BOISE, Idaho — The U.S. Supreme Court won't consider whether a man convicted of kidnapping, torturing and murdering some members of a northern Idaho family was competent when he waived his appeal.
The high court rejected the petition from Joseph Edward Duncan III on Monday. Now U.S. District Judge Edward Lodge in Idaho must hold a hearing to determine if Duncan was competent when he decided to waive his right to an appeal in the 2008 death penalty case. If Duncan is found to be incompetent in the matter of waiving his right to an appeal, Lodge must hold an additional hearing to see if he was competent when he represented himself during his sentencing hearing.
Lodge sentenced Duncan to die for kidnapping, torturing and murdering a 9-year-old Coeur d'Alene boy in 2005. Prosecutors said Duncan snatched Dylan Groene and his 8-year-old sister from their home after killing their older brother, mother and mother's fiance. Duncan kept the children at a remote Montana campsite for weeks before killing Dylan and returning with Dylan's sister to Coeur d'Alene, where he was arrested.
Duncan has also been sentenced to two life terms in California state court for torturing and killing 10-year-old Anthony Martinez in 1997. Duncan abducted Martinez as the child played near his Beaumont, Calif., home. The boy's body was later found in the desert.
An FBI agent told the federal jury in the Idaho case that shortly after his arrest, Duncan acknowledged killing Anthony. Agent Mike Sotka also said Duncan confessed to killing of half-sisters Sammiejo White, 11, and Carmen Cubias, 9, near Seattle in 1996.
At the sentencing hearing in Idaho, Duncan decided to represent himself even though the court had provided him with three defense attorneys. The court-appointed attorneys were ordered to help Duncan when he asked, but otherwise allow him to present his own defense.
The attorneys objected, telling the court that they suspected Duncan wasn't competent to represent himself, but Lodge rejected that challenge and decided not to hold a hearing on the matter.

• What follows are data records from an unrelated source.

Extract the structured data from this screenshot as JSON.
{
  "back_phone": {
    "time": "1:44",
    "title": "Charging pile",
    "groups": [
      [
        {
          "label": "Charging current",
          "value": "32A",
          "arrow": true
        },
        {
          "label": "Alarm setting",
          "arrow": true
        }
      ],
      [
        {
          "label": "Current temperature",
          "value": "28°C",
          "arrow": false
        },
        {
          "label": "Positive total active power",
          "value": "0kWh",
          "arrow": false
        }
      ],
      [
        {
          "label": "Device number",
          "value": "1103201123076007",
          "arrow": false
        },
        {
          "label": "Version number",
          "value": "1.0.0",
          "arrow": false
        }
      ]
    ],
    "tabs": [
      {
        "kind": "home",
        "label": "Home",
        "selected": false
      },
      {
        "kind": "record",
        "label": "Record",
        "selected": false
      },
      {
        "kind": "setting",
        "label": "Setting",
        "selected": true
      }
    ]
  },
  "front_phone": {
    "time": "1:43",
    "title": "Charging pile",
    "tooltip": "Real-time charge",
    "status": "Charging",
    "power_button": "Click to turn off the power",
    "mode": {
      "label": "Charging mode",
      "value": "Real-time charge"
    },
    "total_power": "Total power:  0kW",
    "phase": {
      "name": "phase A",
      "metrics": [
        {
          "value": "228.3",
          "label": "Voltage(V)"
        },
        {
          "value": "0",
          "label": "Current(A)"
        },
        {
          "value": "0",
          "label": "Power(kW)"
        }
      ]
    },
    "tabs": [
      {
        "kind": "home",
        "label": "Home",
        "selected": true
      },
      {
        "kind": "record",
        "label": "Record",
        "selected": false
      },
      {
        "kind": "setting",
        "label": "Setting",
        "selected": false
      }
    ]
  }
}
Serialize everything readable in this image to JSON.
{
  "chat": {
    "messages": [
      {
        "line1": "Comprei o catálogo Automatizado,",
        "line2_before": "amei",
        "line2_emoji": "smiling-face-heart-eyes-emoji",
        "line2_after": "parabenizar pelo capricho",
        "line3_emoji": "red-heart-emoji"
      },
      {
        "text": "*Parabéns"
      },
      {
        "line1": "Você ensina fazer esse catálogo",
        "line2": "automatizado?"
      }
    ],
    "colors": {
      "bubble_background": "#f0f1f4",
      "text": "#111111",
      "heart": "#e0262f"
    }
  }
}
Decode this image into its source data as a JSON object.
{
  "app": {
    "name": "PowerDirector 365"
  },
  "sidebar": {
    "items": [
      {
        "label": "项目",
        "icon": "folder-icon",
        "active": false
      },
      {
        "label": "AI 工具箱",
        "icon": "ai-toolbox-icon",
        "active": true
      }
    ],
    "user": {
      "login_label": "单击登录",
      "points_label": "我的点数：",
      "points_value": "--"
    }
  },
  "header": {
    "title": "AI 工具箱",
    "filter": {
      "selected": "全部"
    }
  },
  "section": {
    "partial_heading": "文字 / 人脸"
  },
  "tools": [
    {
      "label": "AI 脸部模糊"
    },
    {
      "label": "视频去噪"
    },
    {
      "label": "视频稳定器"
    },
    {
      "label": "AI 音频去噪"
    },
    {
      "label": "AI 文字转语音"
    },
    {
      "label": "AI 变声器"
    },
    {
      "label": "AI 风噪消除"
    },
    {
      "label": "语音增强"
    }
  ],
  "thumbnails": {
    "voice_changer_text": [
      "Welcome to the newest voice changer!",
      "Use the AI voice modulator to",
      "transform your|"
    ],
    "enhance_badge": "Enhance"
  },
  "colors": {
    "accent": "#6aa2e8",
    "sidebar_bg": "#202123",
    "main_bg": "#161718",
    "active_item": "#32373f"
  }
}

Instead, he had Duncan examined by a local psychologist who found that while Duncan's thoughts were "somewhat unusual," he wasn't delusional and that he'd waived his right to an attorney knowingly and voluntarily.
Duncan's attorneys, meanwhile, contended that experts they contacted found that Duncan suffered from delusional beliefs, paranoia, grandiosity and psychotic breaks from reality.
Lodge decided to let Duncan represent himself, and Duncan waived his right to an appeal after he was sentenced to death.
Last summer, the 9th U.S. Court of Appeals said that Lodge should have held a hearing on Duncan's competency before making any decision on the matter. The appellate court reversed and remanded the case, ordering Lodge to hold a retrospective hearing to see whether Duncan was competent to waive his right to an appeal.